It’s situations like this morning’s pain crescendo which tend to push me to preemptively limit myself. I.e., feeling bad? Ok, so don’t get out of bed. Call it a “bad day” and try to take care of myself so I don’t turn one bad day into many. This attitude though, or maybe it’s more of a practice…how about “practitude”? This practitude is not without conflict. The conflict and attending negative feelings arise when I am faced with feeling the need to do what I believe (empirically) is best for me physically but which behaviors are considered by our social standards (and myths, and principles, etc) to be self-disabling. As much as I’d like to think I am a self made person, I cannot deny that it seems I have internalized some of the social bullshit about illness. Maybe, to cut myself some slack here, it’s not so much internalizing as it is simply awareness of these attitudes and how they will be applied to me. I have been (casually and not so casually) judged for engaging in preemptive “self-disabling” behaviors in the past and so maybe now I just have been conditioned to be hyper-aware of them.

I dunno. I’m thinking it’s more the former, the internalization thing. I think this is more plausible and one reason I believe this is that I wasn’t always a chronically sick person. I wasn’t always as limited as I have been in the last 6 years and so this means I was in fact one of the people who probably judged others. Let’s see….have I? Hard to know. The lens of the present quite reliably distorts attempts to get a view of the past.

Well it’s something to think about anyway. How to deal with my conflict has lead me to some research. I just ran across a paper called “Health Psychology: Psychological Adjustment to Chronic Disease” (Stanton, Revenson, and Tennen 2007) where some aspects of the struggle I’m talking about was summed up quite nicely.

Adjustment is most commonly defined as the presence or absence of diagnosed psychological disorder, psychological symptoms, or negative mood.

Unbalanced attention to positive adjustment can also have untoward consequences.
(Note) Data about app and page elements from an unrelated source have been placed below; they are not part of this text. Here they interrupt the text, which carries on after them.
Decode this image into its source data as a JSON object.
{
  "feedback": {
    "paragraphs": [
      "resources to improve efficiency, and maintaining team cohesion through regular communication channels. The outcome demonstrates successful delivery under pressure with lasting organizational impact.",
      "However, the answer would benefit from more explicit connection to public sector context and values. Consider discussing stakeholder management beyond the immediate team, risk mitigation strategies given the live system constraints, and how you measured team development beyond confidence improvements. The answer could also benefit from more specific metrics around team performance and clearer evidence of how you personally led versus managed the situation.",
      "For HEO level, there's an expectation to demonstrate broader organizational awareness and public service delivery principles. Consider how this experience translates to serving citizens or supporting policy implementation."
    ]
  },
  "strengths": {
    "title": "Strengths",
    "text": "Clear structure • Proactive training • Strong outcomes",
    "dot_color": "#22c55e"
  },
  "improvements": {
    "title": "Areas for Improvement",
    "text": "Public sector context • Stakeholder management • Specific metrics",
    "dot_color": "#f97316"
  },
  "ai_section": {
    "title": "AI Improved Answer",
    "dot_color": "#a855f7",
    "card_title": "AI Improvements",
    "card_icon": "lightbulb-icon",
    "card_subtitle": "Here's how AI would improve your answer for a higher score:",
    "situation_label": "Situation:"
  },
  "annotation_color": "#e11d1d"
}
The expectation of the unfailingly “strong” patient permits the ill person little latitude for having a bad day (or a bad year). Presenting a positive face may become prescriptive, so that one falls prey to the “tyranny of positive thinking” (Holland & Lewis 2000, p. 14) or the notion that any distress or negative thinking will exacerbate chronic disease.

* = I’d like a better word since “faint” doesn’t distinguish between that shitty but rather benign low blood pressure moment upon standing and that sweat drenched, gagging, nightmarish feeling thing that happens when I am going under completely.